Tanya Malik, a psychologist and researcher at Wysa, said: “I found it wonderful to see similar rates of alliance as in-person therapeutic settings. As a practitioner, I know the importance of building a strong alliance with my clients, and how the strength of the relationship can elevate the experience and impact of therapy. Seeing that replicated in such a similarly personal way with a conversational agent makes me feel excited about the new wave in mental health care.”
Clare Beatty, Department of Psychology, Stony Brook University, added: “While digital interventions offer novel solutions for closing the treatment gap in mental health care, they are often associated with relatively poor adoption and adherence. One reason that there is poor engagement and adherence may be an insufficient therapeutic alliance. I was so excited to find that individuals expressed gratitude for the chatbot and disclosed feelings of honesty, safety, and comfort with the chatbot.
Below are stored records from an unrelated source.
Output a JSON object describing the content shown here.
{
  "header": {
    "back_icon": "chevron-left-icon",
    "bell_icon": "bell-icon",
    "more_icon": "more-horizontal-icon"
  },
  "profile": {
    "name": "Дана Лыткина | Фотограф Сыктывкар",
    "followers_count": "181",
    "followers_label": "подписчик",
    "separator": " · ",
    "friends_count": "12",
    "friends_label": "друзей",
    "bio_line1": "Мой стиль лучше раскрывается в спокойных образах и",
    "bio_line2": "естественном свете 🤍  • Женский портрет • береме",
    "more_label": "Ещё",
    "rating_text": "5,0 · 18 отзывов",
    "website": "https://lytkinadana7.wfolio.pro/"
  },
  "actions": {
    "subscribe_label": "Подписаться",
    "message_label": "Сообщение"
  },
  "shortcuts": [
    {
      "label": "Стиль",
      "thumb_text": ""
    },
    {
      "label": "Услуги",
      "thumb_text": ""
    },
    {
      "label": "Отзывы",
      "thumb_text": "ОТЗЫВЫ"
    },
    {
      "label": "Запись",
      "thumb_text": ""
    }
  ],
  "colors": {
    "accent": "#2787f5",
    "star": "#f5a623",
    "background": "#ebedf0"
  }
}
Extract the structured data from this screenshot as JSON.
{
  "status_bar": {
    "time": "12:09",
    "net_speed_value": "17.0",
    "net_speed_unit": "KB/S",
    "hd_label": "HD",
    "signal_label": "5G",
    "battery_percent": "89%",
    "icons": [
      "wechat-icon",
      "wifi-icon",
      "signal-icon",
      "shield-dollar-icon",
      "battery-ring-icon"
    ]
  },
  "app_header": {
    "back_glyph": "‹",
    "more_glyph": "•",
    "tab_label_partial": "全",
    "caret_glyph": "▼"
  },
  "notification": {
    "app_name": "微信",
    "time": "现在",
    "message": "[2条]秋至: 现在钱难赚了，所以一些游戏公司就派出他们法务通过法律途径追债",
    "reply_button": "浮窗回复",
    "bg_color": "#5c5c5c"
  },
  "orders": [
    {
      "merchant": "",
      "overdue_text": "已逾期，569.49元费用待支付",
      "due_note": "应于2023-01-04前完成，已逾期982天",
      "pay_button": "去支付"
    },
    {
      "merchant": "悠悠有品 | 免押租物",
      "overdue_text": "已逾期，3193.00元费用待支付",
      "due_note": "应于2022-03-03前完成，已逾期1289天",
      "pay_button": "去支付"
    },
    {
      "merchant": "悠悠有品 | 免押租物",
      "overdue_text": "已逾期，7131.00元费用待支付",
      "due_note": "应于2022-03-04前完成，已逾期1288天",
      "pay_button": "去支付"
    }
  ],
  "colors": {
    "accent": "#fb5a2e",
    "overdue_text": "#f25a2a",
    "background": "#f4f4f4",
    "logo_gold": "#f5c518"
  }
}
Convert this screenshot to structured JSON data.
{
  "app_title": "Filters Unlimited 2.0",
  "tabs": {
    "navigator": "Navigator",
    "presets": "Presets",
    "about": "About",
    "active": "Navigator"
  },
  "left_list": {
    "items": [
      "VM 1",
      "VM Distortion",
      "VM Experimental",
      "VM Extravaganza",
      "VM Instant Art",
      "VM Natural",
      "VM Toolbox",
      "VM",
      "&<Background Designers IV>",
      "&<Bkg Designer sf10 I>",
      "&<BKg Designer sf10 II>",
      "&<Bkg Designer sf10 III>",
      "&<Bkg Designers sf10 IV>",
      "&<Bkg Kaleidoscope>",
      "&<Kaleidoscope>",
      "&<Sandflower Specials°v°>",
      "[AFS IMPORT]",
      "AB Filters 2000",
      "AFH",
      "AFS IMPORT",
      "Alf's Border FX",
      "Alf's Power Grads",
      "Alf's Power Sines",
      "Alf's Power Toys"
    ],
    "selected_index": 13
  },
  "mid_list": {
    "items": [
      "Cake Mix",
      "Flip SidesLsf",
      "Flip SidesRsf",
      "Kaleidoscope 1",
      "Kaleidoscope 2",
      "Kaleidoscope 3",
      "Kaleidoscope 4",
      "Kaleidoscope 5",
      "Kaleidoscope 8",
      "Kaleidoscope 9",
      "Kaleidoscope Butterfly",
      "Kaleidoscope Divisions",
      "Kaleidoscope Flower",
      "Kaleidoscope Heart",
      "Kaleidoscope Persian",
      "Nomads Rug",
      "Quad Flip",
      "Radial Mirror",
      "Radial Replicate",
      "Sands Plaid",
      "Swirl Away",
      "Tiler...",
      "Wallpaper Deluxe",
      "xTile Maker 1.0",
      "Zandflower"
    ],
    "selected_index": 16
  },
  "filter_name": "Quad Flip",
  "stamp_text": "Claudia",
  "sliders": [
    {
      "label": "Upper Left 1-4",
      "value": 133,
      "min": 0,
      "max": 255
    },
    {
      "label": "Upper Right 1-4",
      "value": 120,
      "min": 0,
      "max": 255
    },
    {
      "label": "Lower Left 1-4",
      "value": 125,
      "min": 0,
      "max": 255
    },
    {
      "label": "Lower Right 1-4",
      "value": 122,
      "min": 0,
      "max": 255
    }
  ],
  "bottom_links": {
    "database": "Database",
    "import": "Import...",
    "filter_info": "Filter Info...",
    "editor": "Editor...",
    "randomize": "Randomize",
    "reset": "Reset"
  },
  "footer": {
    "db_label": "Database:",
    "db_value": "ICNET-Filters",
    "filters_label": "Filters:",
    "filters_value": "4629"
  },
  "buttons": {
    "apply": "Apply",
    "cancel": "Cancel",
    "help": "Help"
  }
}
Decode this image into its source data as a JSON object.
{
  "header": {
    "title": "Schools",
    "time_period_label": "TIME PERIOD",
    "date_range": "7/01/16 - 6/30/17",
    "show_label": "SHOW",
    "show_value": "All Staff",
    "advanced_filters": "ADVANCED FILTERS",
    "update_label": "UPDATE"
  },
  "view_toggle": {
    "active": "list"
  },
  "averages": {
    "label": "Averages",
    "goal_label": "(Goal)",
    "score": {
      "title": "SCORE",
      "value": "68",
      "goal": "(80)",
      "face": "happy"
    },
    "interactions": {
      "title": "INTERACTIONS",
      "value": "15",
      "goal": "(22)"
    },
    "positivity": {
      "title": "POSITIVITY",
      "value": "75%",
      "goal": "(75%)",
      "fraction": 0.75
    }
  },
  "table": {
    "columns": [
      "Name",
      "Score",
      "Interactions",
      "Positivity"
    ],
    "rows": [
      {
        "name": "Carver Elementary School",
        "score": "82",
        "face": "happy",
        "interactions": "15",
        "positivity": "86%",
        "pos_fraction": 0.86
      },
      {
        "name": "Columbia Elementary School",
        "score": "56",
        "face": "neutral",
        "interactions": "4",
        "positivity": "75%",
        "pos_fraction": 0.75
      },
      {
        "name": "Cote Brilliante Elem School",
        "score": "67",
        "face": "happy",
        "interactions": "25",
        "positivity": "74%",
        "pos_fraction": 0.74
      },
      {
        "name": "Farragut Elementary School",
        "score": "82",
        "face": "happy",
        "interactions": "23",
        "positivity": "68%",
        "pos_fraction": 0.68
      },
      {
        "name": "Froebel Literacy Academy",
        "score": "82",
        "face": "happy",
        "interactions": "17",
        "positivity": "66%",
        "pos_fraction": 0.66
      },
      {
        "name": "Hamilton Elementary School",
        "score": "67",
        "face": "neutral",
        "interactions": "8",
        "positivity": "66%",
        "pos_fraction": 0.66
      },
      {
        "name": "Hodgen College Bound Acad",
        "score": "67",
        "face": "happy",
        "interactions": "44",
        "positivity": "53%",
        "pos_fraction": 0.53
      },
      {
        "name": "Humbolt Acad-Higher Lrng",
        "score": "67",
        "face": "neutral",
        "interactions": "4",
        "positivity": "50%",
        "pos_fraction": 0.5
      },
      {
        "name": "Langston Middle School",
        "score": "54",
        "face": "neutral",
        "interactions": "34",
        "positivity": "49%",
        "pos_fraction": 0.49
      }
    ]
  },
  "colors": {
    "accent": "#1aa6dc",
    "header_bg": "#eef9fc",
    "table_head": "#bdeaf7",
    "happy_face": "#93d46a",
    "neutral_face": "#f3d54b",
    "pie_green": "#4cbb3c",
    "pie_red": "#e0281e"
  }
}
This is a critical time in our world and I am excited that our findings support efforts to make digital care with a chatbot a viable solution for people struggling with mental health concerns.”
The study is freely available in Frontiers here: https://doi.org/10.3389/fdgth.2022.847991